“With the age of the computer… suddenly, in order to earn a decent living, you had to master new information at warp speed. You had to learn about concepts and processes that didn’t even exist a few years before. But people still went to school and learned almost exactly the same things their grandparents had been taught in school. School became a means of keeping the status quo, a place where the knowledge being delivered and the skills being taught were no longer sufficient for or sometimes even applicable to what was now needed in the workforce. And worse, it failed to develop any understanding or sense that we can all change our brains and our cognitive effectiveness. Today nobody even knows what people are going to need to know tomorrow. As new concepts keep entering the economy faster and faster, it’s like living in the jungle. You just have to figure out how to stay alive. Staying alive in the jungle of modern life (the Cognitive Age) requires lots of strong cognitive skills.”

What David Brooks perceived, what Peter Kline projected from the evolving science, and what we can attest to from our own experience and research, is that “we can all change our brains and our cognitive effectiveness,” to use Peter’s words.

But what if kids don’t bring strong cognitive skills with them to the classroom? What can we do about the kids who really struggle with learning? What do we do about kids with attention issues and developmental delays and learning differences? How can they survive and thrive in the jungle of The Cognitive Age?

We can help them develop stronger cognitive skills with classroom-ready technology that incorporates what we know about how the brain learns and the science of motivation. Anne Budicin, Principal of Glenwood Academy explains it this way, “Because of our students’ backgrounds, we are always striving to provide them with opportunities that close academic gaps and help them achieve their true potential. Cognitive training is an essential part of achieving this. It helps our students improve their short-term, long-term and working memories. Teachers have seen improvement in attentiveness and noted better recall of information.”

When students’ ability to learn improves, many good things start to happen. Their confidence improves, and their emotional well-being becomes markedly better. As this happens, teachers report that teaching becomes more enjoyable, which is vitally important during this time of teacher shortages.

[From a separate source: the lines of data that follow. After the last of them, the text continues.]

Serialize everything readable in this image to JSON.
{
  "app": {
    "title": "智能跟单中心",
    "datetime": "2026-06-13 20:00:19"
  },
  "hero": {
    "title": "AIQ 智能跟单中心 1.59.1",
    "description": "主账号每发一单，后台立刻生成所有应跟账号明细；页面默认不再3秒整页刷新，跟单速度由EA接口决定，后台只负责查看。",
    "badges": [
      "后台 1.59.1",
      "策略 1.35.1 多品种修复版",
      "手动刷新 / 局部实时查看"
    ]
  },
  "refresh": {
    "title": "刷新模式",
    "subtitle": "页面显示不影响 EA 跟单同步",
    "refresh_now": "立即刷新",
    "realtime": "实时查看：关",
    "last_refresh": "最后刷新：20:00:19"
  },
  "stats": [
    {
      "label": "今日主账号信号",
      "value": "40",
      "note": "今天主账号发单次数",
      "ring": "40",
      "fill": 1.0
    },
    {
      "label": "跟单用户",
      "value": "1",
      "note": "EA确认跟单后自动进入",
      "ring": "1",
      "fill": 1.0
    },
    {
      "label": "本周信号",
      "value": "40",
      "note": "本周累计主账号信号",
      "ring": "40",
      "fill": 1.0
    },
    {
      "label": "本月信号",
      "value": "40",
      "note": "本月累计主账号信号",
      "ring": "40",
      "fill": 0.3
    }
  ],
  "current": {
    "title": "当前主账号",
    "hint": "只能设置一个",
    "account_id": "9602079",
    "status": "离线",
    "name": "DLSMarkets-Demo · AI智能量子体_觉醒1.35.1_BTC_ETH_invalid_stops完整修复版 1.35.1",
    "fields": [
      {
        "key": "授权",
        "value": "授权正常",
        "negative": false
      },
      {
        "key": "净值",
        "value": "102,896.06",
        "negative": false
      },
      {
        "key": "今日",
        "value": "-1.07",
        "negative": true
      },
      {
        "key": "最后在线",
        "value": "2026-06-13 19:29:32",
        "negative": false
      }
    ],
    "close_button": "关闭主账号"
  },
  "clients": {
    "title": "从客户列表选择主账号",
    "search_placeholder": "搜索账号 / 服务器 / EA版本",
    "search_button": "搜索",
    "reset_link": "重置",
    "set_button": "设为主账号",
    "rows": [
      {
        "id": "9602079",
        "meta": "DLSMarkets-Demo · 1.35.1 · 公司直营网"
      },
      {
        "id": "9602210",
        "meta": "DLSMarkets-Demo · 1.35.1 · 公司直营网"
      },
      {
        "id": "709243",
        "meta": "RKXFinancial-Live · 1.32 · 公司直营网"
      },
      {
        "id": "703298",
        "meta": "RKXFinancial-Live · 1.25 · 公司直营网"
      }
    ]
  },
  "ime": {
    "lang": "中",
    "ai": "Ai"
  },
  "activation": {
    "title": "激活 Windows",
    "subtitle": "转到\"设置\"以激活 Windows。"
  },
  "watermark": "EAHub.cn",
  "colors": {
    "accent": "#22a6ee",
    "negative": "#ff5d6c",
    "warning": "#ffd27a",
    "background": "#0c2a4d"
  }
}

Also, students’ academic outcomes improve, which goes a long way toward keeping them involved in traditional schooling and curbing student attrition.

Talk about a win/win/win. Burying what doesn’t work and preparing students to thrive in an unknowable future.

About the authors


BETSY HILL is the mother of three boys and an award-winning educator. She studied the neuroscience of learning with Dr. Patricia Wolfe and other pioneers in the field, coining the term neuroeducator. Betsy is former chair of the board of trustees at Chicago State University and teaches strategic thinking at Lake Forest Graduate School of Management, where she received a Contribution to Learning Excellence Award. She also received a Nepris Trailblazer Award for sharing her knowledge, skills and passion for the neuroscience of learning in classrooms across the U.S. Betsy holds a Master of Arts in Teaching and an MBA from Northwestern University.


ROGER STARK is CEO of BrainWare Learning Company. Roger’s BrainWare journey started with a simple question: What do you know about the brain? His vision was to combine multidisciplinary clinical cognitive training with video-game technology. It had never been done before. Over the past fifteen years, Roger has championed efforts to bring comprehensive cognitive skills training and cognitive assessment within reach of everyone, and led the team that developed BrainWare SAFARI, now the most researched, comprehensive, integrated cognitive training tool delivered online in the world. In addition, Roger was the first person ever invited to deliver a joint Congressional Briefing on Neuroscience in the Classroom.